**What you have to do**
Give the records again, every one, exactly.

**Records for processing**
§ §
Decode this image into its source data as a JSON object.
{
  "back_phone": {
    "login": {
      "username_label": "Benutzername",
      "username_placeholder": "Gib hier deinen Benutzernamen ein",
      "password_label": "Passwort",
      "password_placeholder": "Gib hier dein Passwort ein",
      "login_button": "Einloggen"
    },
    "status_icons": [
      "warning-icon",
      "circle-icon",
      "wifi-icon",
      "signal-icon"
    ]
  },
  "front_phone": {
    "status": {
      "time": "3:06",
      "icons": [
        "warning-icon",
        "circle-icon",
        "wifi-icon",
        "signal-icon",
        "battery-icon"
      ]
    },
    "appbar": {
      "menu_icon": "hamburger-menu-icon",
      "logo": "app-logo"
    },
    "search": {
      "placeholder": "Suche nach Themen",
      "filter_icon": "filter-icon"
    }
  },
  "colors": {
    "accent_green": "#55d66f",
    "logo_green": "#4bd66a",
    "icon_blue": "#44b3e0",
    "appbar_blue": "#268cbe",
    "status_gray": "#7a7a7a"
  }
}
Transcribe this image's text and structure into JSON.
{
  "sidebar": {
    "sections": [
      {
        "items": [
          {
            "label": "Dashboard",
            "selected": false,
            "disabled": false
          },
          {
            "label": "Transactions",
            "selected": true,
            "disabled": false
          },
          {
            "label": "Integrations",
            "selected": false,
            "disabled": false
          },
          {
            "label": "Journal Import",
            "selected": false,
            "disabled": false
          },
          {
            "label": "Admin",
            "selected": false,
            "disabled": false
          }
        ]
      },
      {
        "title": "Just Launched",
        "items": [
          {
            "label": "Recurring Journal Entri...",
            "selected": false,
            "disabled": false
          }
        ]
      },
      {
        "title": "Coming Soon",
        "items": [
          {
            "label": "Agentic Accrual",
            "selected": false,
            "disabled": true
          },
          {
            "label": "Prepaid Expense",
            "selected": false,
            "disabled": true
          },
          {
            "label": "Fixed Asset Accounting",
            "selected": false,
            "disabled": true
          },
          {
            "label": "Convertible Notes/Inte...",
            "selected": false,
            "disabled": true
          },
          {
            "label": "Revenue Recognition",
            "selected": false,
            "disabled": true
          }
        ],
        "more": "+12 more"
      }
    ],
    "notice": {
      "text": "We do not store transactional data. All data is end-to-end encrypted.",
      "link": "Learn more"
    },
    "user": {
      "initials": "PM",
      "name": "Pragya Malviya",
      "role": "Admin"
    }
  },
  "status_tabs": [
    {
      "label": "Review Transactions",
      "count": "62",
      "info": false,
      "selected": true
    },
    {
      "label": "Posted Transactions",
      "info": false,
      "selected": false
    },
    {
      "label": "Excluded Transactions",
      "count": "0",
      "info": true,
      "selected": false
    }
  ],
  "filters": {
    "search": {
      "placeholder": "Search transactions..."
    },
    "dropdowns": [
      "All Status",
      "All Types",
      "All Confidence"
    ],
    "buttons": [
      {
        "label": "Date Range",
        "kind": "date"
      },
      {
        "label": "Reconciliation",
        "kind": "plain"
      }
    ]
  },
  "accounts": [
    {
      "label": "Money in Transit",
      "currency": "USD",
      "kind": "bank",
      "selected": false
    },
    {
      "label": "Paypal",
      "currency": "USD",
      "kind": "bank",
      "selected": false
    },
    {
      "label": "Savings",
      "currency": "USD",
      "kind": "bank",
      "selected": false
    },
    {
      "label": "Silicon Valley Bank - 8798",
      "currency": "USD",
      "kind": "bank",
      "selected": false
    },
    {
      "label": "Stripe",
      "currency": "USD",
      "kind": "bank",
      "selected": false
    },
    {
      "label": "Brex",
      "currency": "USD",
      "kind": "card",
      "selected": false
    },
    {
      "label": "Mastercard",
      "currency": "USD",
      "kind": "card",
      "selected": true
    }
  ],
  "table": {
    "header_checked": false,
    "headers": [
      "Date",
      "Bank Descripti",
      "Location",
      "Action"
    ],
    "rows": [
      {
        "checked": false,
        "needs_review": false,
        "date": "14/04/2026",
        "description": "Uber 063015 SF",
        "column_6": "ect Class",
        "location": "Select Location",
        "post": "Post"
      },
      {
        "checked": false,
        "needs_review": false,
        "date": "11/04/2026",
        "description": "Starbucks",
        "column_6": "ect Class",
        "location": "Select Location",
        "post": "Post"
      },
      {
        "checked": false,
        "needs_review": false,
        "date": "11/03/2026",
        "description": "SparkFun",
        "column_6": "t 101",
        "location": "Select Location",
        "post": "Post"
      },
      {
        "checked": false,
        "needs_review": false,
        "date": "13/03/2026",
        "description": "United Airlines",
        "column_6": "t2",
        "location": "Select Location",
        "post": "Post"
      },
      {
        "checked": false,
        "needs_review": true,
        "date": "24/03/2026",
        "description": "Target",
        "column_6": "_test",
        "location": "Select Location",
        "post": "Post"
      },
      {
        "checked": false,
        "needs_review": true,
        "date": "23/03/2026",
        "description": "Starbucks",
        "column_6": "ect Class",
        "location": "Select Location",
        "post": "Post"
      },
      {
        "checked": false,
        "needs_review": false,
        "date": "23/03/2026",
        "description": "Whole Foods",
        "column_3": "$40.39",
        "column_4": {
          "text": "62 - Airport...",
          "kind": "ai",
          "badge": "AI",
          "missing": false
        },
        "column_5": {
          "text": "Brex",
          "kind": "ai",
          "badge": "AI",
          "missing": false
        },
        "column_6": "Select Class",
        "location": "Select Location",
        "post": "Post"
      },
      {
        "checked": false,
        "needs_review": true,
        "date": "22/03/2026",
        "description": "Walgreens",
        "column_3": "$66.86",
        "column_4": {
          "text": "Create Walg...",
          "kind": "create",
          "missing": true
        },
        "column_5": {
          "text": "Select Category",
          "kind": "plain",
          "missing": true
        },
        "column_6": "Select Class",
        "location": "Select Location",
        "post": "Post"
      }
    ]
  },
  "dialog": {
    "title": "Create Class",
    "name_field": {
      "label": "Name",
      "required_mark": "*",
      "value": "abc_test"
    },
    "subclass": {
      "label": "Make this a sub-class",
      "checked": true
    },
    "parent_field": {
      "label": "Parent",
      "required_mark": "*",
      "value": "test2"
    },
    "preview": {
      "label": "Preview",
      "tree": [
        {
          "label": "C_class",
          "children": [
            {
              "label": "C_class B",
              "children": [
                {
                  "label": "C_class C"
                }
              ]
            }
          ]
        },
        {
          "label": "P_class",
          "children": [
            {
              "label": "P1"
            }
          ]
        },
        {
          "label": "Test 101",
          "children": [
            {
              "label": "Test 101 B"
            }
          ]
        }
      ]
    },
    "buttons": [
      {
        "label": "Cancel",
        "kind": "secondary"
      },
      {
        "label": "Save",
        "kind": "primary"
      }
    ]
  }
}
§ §
**Reply to the task**
Decode this image into its source data as a JSON object.
{
  "back_phone": {
    "login": {
      "username_label": "Benutzername",
      "username_placeholder": "Gib hier deinen Benutzernamen ein",
      "password_label": "Passwort",
      "password_placeholder": "Gib hier dein Passwort ein",
      "login_button": "Einloggen"
    },
    "status_icons": [
      "warning-icon",
      "circle-icon",
      "wifi-icon",
      "signal-icon"
    ]
  },
  "front_phone": {
    "status": {
      "time": "3:06",
      "icons": [
        "warning-icon",
        "circle-icon",
        "wifi-icon",
        "signal-icon",
        "battery-icon"
      ]
    },
    "appbar": {
      "menu_icon": "hamburger-menu-icon",
      "logo": "app-logo"
    },
    "search": {
      "placeholder": "Suche nach Themen",
      "filter_icon": "filter-icon"
    }
  },
  "colors": {
    "accent_green": "#55d66f",
    "logo_green": "#4bd66a",
    "icon_blue": "#44b3e0",
    "appbar_blue": "#268cbe",
    "status_gray": "#7a7a7a"
  }
}
Transcribe this image's text and structure into JSON.
{
  "sidebar": {
    "sections": [
      {
        "items": [
          {
            "label": "Dashboard",
            "selected": false,
            "disabled": false
          },
          {
            "label": "Transactions",
            "selected": true,
            "disabled": false
          },
          {
            "label": "Integrations",
            "selected": false,
            "disabled": false
          },
          {
            "label": "Journal Import",
            "selected": false,
            "disabled": false
          },
          {
            "label": "Admin",
            "selected": false,
            "disabled": false
          }
        ]
      },
      {
        "title": "Just Launched",
        "items": [
          {
            "label": "Recurring Journal Entri...",
            "selected": false,
            "disabled": false
          }
        ]
      },
      {
        "title": "Coming Soon",
        "items": [
          {
            "label": "Agentic Accrual",
            "selected": false,
            "disabled": true
          },
          {
            "label": "Prepaid Expense",
            "selected": false,
            "disabled": true
          },
          {
            "label": "Fixed Asset Accounting",
            "selected": false,
            "disabled": true
          },
          {
            "label": "Convertible Notes/Inte...",
            "selected": false,
            "disabled": true
          },
          {
            "label": "Revenue Recognition",
            "selected": false,
            "disabled": true
          }
        ],
        "more": "+12 more"
      }
    ],
    "notice": {
      "text": "We do not store transactional data. All data is end-to-end encrypted.",
      "link": "Learn more"
    },
    "user": {
      "initials": "PM",
      "name": "Pragya Malviya",
      "role": "Admin"
    }
  },
  "status_tabs": [
    {
      "label": "Review Transactions",
      "count": "62",
      "info": false,
      "selected": true
    },
    {
      "label": "Posted Transactions",
      "info": false,
      "selected": false
    },
    {
      "label": "Excluded Transactions",
      "count": "0",
      "info": true,
      "selected": false
    }
  ],
  "filters": {
    "search": {
      "placeholder": "Search transactions..."
    },
    "dropdowns": [
      "All Status",
      "All Types",
      "All Confidence"
    ],
    "buttons": [
      {
        "label": "Date Range",
        "kind": "date"
      },
      {
        "label": "Reconciliation",
        "kind": "plain"
      }
    ]
  },
  "accounts": [
    {
      "label": "Money in Transit",
      "currency": "USD",
      "kind": "bank",
      "selected": false
    },
    {
      "label": "Paypal",
      "currency": "USD",
      "kind": "bank",
      "selected": false
    },
    {
      "label": "Savings",
      "currency": "USD",
      "kind": "bank",
      "selected": false
    },
    {
      "label": "Silicon Valley Bank - 8798",
      "currency": "USD",
      "kind": "bank",
      "selected": false
    },
    {
      "label": "Stripe",
      "currency": "USD",
      "kind": "bank",
      "selected": false
    },
    {
      "label": "Brex",
      "currency": "USD",
      "kind": "card",
      "selected": false
    },
    {
      "label": "Mastercard",
      "currency": "USD",
      "kind": "card",
      "selected": true
    }
  ],
  "table": {
    "header_checked": false,
    "headers": [
      "Date",
      "Bank Descripti",
      "Location",
      "Action"
    ],
    "rows": [
      {
        "checked": false,
        "needs_review": false,
        "date": "14/04/2026",
        "description": "Uber 063015 SF",
        "column_6": "ect Class",
        "location": "Select Location",
        "post": "Post"
      },
      {
        "checked": false,
        "needs_review": false,
        "date": "11/04/2026",
        "description": "Starbucks",
        "column_6": "ect Class",
        "location": "Select Location",
        "post": "Post"
      },
      {
        "checked": false,
        "needs_review": false,
        "date": "11/03/2026",
        "description": "SparkFun",
        "column_6": "t 101",
        "location": "Select Location",
        "post": "Post"
      },
      {
        "checked": false,
        "needs_review": false,
        "date": "13/03/2026",
        "description": "United Airlines",
        "column_6": "t2",
        "location": "Select Location",
        "post": "Post"
      },
      {
        "checked": false,
        "needs_review": true,
        "date": "24/03/2026",
        "description": "Target",
        "column_6": "_test",
        "location": "Select Location",
        "post": "Post"
      },
      {
        "checked": false,
        "needs_review": true,
        "date": "23/03/2026",
        "description": "Starbucks",
        "column_6": "ect Class",
        "location": "Select Location",
        "post": "Post"
      },
      {
        "checked": false,
        "needs_review": false,
        "date": "23/03/2026",
        "description": "Whole Foods",
        "column_3": "$40.39",
        "column_4": {
          "text": "62 - Airport...",
          "kind": "ai",
          "badge": "AI",
          "missing": false
        },
        "column_5": {
          "text": "Brex",
          "kind": "ai",
          "badge": "AI",
          "missing": false
        },
        "column_6": "Select Class",
        "location": "Select Location",
        "post": "Post"
      },
      {
        "checked": false,
        "needs_review": true,
        "date": "22/03/2026",
        "description": "Walgreens",
        "column_3": "$66.86",
        "column_4": {
          "text": "Create Walg...",
          "kind": "create",
          "missing": true
        },
        "column_5": {
          "text": "Select Category",
          "kind": "plain",
          "missing": true
        },
        "column_6": "Select Class",
        "location": "Select Location",
        "post": "Post"
      }
    ]
  },
  "dialog": {
    "title": "Create Class",
    "name_field": {
      "label": "Name",
      "required_mark": "*",
      "value": "abc_test"
    },
    "subclass": {
      "label": "Make this a sub-class",
      "checked": true
    },
    "parent_field": {
      "label": "Parent",
      "required_mark": "*",
      "value": "test2"
    },
    "preview": {
      "label": "Preview",
      "tree": [
        {
          "label": "C_class",
          "children": [
            {
              "label": "C_class B",
              "children": [
                {
                  "label": "C_class C"
                }
              ]
            }
          ]
        },
        {
          "label": "P_class",
          "children": [
            {
              "label": "P1"
            }
          ]
        },
        {
          "label": "Test 101",
          "children": [
            {
              "label": "Test 101 B"
            }
          ]
        }
      ]
    },
    "buttons": [
      {
        "label": "Cancel",
        "kind": "secondary"
      },
      {
        "label": "Save",
        "kind": "primary"
      }
    ]
  }
}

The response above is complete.